C'mon, people, don't you want to send me in Pasadena to cover the BCS game? "Real, gritty, hands-on journalism" with college cheerleaders? Just to shove it in Katrina Vanden Heuvel's face? Isn't that worth $5 or $10 to you?
UPDATE: The left-wing blog BuzzFlash is angry because Vanden Heuvel's fundraising letter complains that bloggers "these 'aggregator' websites use our work without contributing a penny to support and produce the journalism we invest in."
Funny. That's kind of how some small-business owners feel about their federal taxes, but I thought Vanden Heuvel was "progressive"?

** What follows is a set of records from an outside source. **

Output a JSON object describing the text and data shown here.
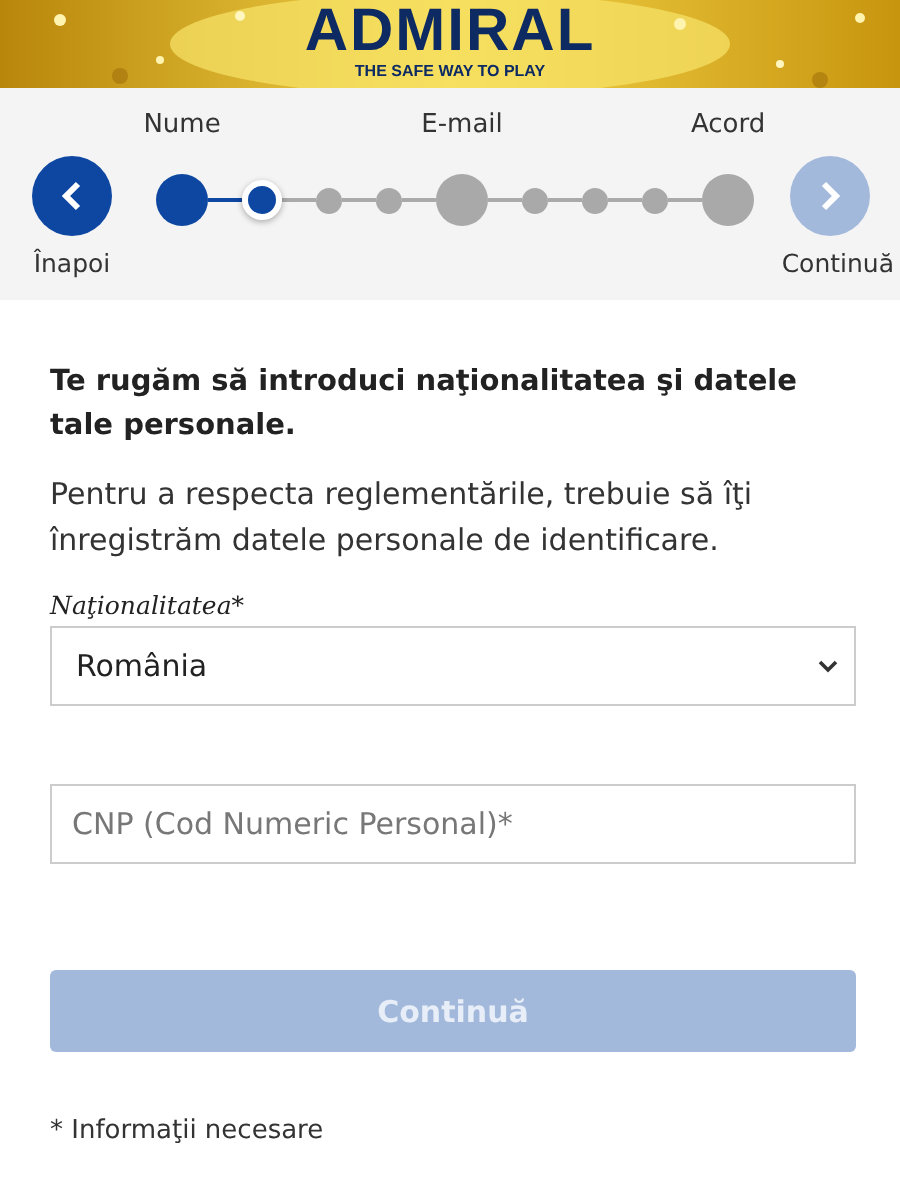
{
  "header": {
    "logo": "ADMIRAL",
    "tagline": "THE SAFE WAY TO PLAY"
  },
  "stepper": {
    "back": {
      "label": "Înapoi",
      "disabled": false
    },
    "next": {
      "label": "Continuă",
      "disabled": true
    },
    "steps": [
      {
        "label": "Nume",
        "kind": "major",
        "done": true,
        "selected": false
      },
      {
        "kind": "minor",
        "done": false,
        "selected": true
      },
      {
        "kind": "minor",
        "done": false,
        "selected": false
      },
      {
        "kind": "minor",
        "done": false,
        "selected": false
      },
      {
        "label": "E-mail",
        "kind": "major",
        "done": false,
        "selected": false
      },
      {
        "kind": "minor",
        "done": false,
        "selected": false
      },
      {
        "kind": "minor",
        "done": false,
        "selected": false
      },
      {
        "kind": "minor",
        "done": false,
        "selected": false
      },
      {
        "label": "Acord",
        "kind": "major",
        "done": false,
        "selected": false
      }
    ]
  },
  "form": {
    "heading": "Te rugăm să introduci naţionalitatea şi datele tale personale.",
    "intro": "Pentru a respecta reglementările, trebuie să îţi înregistrăm datele personale de identificare.",
    "nationality": {
      "label": "Naţionalitatea*",
      "value": "România"
    },
    "cnp": {
      "placeholder": "CNP (Cod Numeric Personal)*"
    },
    "submit": {
      "label": "Continuă",
      "disabled": true
    },
    "footnote": "* Informaţii necesare"
  }
}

UPDATE II: John T. of Raleigh, N.C., just hit the tip jar. Earlier today Michael R. of Shawnee, Kansas, and Stephen N. of Plano, Texas, kicked in to help me beat those Empty Tip-Jar Blues. Among other readers contributing to the Pasadena tip-jar this week: Kenneth J. of Austin (!), Larry L. of Houston, Barry C. of Florrisant, Mo., Jeanne P. of Drexel Hill, Pa., and Nathan D. of Huntley, Ill.

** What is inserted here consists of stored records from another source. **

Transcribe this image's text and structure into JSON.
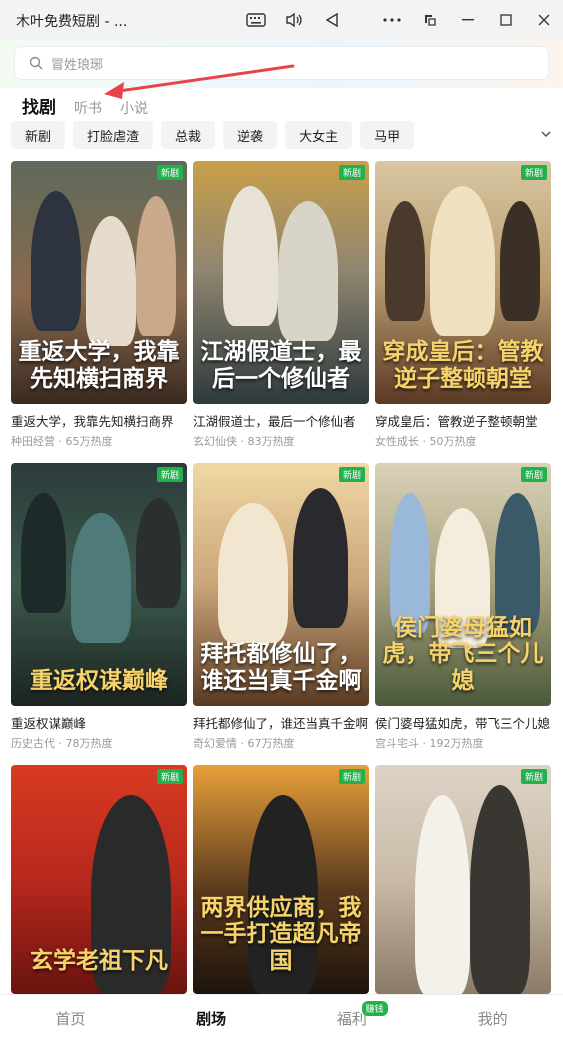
{
  "window": {
    "title": "木叶免费短剧 - ..."
  },
  "search": {
    "placeholder": "冒姓琅琊"
  },
  "tabs": [
    {
      "label": "找剧",
      "active": true
    },
    {
      "label": "听书",
      "active": false
    },
    {
      "label": "小说",
      "active": false
    }
  ],
  "categories": [
    "新剧",
    "打脸虐渣",
    "总裁",
    "逆袭",
    "大女主",
    "马甲"
  ],
  "badge_new": "新剧",
  "cards": [
    {
      "title": "重返大学，我靠先知横扫商界",
      "genre": "种田经营",
      "heat": "65万热度",
      "poster_text": "重返大学，我靠先知横扫商界",
      "bg": "#8a6a4e"
    },
    {
      "title": "江湖假道士，最后一个修仙者",
      "genre": "玄幻仙侠",
      "heat": "83万热度",
      "poster_text": "江湖假道士，最后一个修仙者",
      "bg": "#8f8570"
    },
    {
      "title": "穿成皇后：管教逆子整顿朝堂",
      "genre": "女性成长",
      "heat": "50万热度",
      "poster_text": "穿成皇后：管教逆子整顿朝堂",
      "bg": "#b89a6e"
    },
    {
      "title": "重返权谋巅峰",
      "genre": "历史古代",
      "heat": "78万热度",
      "poster_text": "重返权谋巅峰",
      "bg": "#3c5a4e"
    },
    {
      "title": "拜托都修仙了，谁还当真千金啊",
      "genre": "奇幻爱情",
      "heat": "67万热度",
      "poster_text": "拜托都修仙了，谁还当真千金啊",
      "bg": "#caa579"
    },
    {
      "title": "侯门婆母猛如虎，带飞三个儿媳",
      "genre": "宫斗宅斗",
      "heat": "192万热度",
      "poster_text": "侯门婆母猛如虎，带飞三个儿媳",
      "bg": "#a9a17d"
    },
    {
      "title": "玄学老祖下凡",
      "genre": "",
      "heat": "",
      "poster_text": "玄学老祖下凡",
      "bg": "#b8281c"
    },
    {
      "title": "两界供应商，我一手打造超凡帝国",
      "genre": "",
      "heat": "",
      "poster_text": "两界供应商，我一手打造超凡帝国",
      "bg": "#5a3a1e"
    },
    {
      "title": "",
      "genre": "",
      "heat": "",
      "poster_text": "",
      "bg": "#c9bba7"
    }
  ],
  "bottom_nav": [
    {
      "label": "首页",
      "active": false
    },
    {
      "label": "剧场",
      "active": true
    },
    {
      "label": "福利",
      "active": false,
      "badge": "赚钱"
    },
    {
      "label": "我的",
      "active": false
    }
  ],
  "colors": {
    "accent_green": "#22b14c",
    "annotation_arrow": "#e8424a"
  }
}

UPDATE III: On Twitter, Dan Collins said I was mocking Katrina Vanden Heuvel, to which I replied:Jimmie Bise liked that so much he re-Tweeted, and I apologized for recycling a joke. Jimmie then said it was good enough to deserve recycling. So I replied:Captain Butler.
UPDATE IV: Speaking of thanks, more tip-jar hitters have joined the effort to send me to Pasadena. Robert G. of St. Augustine, Fla., who was the first guy to hit the Pasadena tip-jar, hits me again, and Mike in El Segundo says I need another carton of cigarettes for Christmas. Christopher B. of Nova Scotia hits me to get me "at least halfway to the airport," and thus adds his name to Kathy Shaidle's on my Very Short List of "Good Canadians."

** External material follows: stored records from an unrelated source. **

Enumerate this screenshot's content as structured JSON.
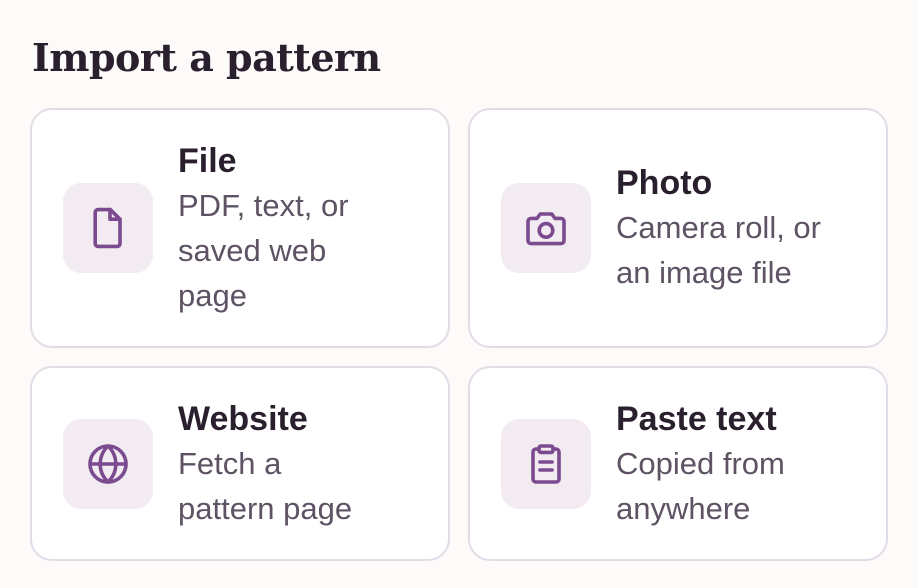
{
  "page": {
    "title": "Import a pattern"
  },
  "options": [
    {
      "title": "File",
      "description": "PDF, text, or\nsaved web\npage",
      "icon": "file-icon"
    },
    {
      "title": "Photo",
      "description": "Camera roll, or\nan image file",
      "icon": "camera-icon"
    },
    {
      "title": "Website",
      "description": "Fetch a\npattern page",
      "icon": "globe-icon"
    },
    {
      "title": "Paste text",
      "description": "Copied from\nanywhere",
      "icon": "clipboard-icon"
    }
  ],
  "colors": {
    "icon": "#7b4a8f",
    "icon_tile": "#f2ecf2",
    "card_border": "#e4dbe8",
    "title_text": "#2a1f2d",
    "description_text": "#5e5364",
    "background": "#fcfbf9"
  }
}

And a certain Steven G. of Santa Barbara hits the tip jar with a mention of USC fullback Sam "Bam" Cunningham. Cunningham scored two TDs in a 42-21 USC win over the Tide at Legion Stadium in 1970s.
That home-field defeat convinced the university's boosters to allow Bear Bryant to recruit black players (as he had wanted to do for years). One of Coach Bryant's assistants said, "Sam Cunningham did more to integrate Alabama in 60 minutes than Martin Luther King did in 20 years." Indeed.
Coach Bryant (and a lot of Alabama fans, my parents included) felt that the Tide was wrongly stigmatized for the state's racial politics, over which neither the coach nor the team had any control. In 1966, for example, the Tide finished 11-0 and won the Sugar Bowl, but was ranked only No. 3.
The fact that Mark Ingram of Flint, Mich., was willing to come to Tuscaloosa -- and became the Tide's first Heisman winner -- indicates that 'Bama may have finally shaken that decades-old stigma. Now if we could just get the NCAA to stop persecuting the Tide . . .